Splitting the wavefunction into disjoint pieces sounds conceivable, but that isn't splitting the electron.

The wavefunction describes the probability of finding the electron at each point (there is also a phase factor in there as well), but if you do an experiment to find the electron, it will be exactly at one point. Which point you get depends on the probabilities.

So, if the wavefunction splits into two, e.g., then there is a 50-50 chance of finding it in each piece when you look, but no chance whatsoever of finding half of it in one piece and the other half in the other.

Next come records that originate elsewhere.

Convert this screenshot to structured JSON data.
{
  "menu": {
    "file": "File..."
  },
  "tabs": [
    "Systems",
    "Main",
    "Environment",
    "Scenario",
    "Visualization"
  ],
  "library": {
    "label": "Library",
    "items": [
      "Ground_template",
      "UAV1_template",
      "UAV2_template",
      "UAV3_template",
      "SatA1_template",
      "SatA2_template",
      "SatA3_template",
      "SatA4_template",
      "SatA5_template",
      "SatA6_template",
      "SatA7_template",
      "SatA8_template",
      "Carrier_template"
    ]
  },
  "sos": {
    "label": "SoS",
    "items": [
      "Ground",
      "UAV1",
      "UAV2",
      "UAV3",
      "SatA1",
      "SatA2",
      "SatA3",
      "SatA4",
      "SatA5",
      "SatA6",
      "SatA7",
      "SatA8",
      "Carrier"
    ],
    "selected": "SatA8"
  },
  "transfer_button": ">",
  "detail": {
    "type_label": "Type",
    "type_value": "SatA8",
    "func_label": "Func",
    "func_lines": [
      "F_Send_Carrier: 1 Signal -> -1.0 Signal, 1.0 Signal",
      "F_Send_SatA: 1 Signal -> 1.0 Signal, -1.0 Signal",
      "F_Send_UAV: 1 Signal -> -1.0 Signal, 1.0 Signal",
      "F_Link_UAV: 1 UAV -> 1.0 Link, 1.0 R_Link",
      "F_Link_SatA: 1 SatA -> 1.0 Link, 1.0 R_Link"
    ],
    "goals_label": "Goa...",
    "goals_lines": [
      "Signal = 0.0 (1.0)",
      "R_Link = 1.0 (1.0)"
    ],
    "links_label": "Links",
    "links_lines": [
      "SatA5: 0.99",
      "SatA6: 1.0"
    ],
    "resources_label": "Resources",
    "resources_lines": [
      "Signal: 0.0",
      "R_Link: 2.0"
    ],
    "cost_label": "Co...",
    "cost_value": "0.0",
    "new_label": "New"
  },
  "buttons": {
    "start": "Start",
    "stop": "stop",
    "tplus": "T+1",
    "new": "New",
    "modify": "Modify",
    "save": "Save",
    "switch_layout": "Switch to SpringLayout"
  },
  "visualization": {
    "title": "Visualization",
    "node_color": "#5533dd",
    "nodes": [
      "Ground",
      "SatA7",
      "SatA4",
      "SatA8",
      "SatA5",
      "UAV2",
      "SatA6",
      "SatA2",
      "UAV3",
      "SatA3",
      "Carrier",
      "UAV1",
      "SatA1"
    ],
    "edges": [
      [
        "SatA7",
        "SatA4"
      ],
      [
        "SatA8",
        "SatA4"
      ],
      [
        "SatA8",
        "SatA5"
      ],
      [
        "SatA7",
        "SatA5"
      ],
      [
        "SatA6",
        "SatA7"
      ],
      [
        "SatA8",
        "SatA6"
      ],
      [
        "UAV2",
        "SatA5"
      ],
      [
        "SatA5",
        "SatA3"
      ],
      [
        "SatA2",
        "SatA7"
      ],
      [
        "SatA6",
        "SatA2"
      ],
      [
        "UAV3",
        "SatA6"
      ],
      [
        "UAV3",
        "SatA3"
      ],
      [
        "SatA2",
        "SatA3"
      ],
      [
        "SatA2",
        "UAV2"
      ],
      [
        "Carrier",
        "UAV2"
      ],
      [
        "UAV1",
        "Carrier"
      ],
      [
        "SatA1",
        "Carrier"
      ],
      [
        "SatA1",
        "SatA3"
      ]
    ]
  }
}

Similarly, when you have an electron in the 1s state, you DON'T have zillions of partial electrons distributed around the region where the wavefunction goes, you have ONE electron which might be at any point in that region.